Speculation aside, what is actually going on? Since China’s ICO ban, other world-leading economies are going for a fresh look into how the cryptocurrency world should/ can be regulated within their regions. As opposed to banning ICOs, other countries still recognise the technological benefits of crypto-technology, and are looking into controlling industry without completely stifling the growth of the currencies. The major problem for these economies is to figure out how to get this done, as the choice nature of the cryptocurrencies do not allow them to be classified beneath the policies of traditional investment assets.
A few of these countries include Japan, Singapore and the US. These economies seek to establish accounting standards for cryptocurrencies, mainly in order to handle money laundering and fraud, which were rendered more elusive due to the crypto-technology. Yet, most regulators do recognise that there seems to be no real benefit to fully banning cryptocurrencies due to the economic flows that they carry along. Also, probably because it is practically impossible to turn off the crypto-world for so long as the internet exists. Regulators can only give attention to areas where they could have the ability to exercise some control, which seems to be where cryptocurrencies meet fiat currencies (i.e. the cryptocurrency exchanges).
While cryptocurrencies seem ahead under more scrutiny as time progresses, such events do benefit some countries like Hong Kong. Because the Chinese ICO ban, many founders of cryptocurrency projects have now been driven from the mainland to the city. Aurelian Menant, CEO of Gatecoin, stated that the business received “a large number of inquiries from blockchain project founders located in the mainland” and that there has been an observable surge in the amount of Chinese clients registering on the platform.
Looking slightly further, companies like Nvidia have expressed positivity from the event. They claim this ICO ban will only fuel their GPU sales, because the ban will likely increase the demand for cryptocurrency-related GPUs. With the ban, the only method to obtain cryptocurrencies mined with GPUs is to mine them with computing power. As such, individuals looking to obtain cryptocurrencies in China are in possession of to obtain more computing power, instead of making straight purchases via exchanges.
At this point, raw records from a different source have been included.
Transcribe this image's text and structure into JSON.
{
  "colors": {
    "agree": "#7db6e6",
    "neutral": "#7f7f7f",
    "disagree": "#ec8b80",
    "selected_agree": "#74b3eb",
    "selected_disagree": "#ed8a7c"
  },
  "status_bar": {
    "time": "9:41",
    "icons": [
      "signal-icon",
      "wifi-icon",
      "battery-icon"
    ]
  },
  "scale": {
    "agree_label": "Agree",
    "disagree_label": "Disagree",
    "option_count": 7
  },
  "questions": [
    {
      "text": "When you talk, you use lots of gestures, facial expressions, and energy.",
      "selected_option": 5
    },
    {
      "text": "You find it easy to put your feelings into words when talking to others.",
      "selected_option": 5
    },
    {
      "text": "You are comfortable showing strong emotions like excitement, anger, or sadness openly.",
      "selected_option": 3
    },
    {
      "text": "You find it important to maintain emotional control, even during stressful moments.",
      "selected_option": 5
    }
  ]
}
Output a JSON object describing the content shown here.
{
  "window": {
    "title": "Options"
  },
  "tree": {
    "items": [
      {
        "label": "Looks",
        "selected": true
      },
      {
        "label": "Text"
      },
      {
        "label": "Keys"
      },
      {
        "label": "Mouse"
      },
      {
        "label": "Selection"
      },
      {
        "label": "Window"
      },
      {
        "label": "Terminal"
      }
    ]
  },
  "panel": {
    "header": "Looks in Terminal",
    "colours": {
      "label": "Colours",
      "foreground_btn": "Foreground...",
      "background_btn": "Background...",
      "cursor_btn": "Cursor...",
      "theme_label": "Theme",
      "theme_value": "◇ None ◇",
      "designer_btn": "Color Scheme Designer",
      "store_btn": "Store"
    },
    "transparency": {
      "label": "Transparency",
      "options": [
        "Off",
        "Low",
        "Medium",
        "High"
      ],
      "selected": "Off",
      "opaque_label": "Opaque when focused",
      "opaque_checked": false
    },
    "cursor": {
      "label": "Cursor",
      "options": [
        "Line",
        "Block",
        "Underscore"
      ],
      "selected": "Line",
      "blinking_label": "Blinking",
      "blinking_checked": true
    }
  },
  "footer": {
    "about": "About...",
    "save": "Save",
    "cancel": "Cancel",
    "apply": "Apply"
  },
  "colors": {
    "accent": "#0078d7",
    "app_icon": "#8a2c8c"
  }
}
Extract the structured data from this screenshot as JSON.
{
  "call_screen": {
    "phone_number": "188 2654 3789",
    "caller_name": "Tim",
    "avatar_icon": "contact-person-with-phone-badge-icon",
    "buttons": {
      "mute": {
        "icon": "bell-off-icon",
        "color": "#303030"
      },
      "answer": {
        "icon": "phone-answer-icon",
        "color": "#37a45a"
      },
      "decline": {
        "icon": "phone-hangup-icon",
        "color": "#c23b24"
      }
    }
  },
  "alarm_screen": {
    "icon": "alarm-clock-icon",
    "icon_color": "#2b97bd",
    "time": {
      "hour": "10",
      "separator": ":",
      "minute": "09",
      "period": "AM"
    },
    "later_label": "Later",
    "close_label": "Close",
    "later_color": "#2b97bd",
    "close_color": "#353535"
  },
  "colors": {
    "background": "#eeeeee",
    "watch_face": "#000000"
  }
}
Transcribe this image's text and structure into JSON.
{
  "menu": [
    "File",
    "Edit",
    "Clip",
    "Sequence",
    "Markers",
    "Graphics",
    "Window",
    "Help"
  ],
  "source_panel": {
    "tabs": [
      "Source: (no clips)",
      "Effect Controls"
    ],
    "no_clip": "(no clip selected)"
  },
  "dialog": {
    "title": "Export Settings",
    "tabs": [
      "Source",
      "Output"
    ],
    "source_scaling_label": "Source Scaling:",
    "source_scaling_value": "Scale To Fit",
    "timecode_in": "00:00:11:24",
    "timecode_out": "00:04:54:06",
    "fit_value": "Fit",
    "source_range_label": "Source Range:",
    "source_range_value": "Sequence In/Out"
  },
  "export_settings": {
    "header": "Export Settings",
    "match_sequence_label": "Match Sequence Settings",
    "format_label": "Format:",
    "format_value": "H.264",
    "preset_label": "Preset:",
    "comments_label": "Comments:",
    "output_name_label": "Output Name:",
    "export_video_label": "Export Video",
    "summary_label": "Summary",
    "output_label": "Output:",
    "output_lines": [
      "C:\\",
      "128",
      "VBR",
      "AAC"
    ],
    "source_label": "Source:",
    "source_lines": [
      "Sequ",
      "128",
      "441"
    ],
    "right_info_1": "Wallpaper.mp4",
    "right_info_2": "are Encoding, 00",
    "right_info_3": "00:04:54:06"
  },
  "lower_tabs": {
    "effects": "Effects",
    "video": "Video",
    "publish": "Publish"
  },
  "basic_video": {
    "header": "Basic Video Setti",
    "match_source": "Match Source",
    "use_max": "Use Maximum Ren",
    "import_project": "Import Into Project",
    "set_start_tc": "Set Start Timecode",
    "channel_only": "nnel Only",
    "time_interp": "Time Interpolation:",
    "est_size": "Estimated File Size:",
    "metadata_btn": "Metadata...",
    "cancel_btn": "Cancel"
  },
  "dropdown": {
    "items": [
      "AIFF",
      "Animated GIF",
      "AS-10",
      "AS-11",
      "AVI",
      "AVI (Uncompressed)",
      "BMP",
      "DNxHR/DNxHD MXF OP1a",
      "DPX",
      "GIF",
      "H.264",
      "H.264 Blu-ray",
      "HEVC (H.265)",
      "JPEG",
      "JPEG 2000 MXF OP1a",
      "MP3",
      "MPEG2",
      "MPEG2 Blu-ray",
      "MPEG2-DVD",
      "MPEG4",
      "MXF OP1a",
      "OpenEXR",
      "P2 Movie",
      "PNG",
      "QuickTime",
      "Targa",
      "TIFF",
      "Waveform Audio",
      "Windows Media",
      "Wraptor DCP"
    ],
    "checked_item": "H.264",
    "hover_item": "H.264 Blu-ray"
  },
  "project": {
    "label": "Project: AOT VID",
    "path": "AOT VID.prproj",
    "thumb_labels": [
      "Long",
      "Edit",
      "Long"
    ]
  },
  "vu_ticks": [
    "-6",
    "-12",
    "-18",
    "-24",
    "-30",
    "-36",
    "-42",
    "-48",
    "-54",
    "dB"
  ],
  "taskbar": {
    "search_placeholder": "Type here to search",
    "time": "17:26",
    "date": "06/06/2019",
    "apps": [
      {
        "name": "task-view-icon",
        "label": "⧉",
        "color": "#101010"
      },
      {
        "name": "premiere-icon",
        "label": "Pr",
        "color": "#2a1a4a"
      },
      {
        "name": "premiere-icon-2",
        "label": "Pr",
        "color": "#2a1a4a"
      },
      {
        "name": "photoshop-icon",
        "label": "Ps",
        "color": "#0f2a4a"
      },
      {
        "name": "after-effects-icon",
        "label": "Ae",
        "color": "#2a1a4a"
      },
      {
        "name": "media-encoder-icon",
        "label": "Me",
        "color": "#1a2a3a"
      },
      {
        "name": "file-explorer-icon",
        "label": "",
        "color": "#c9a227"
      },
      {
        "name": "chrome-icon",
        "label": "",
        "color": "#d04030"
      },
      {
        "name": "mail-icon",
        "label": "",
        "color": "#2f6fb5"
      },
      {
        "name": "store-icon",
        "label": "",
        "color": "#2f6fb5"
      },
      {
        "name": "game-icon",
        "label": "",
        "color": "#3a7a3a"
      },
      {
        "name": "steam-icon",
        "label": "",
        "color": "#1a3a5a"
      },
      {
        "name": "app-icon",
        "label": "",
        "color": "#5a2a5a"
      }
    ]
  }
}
Essentially, Nvidia’s sentiments is this isn’t a downhill spiral for cryptocurrencies; in fact, other industries will receive a boost as well.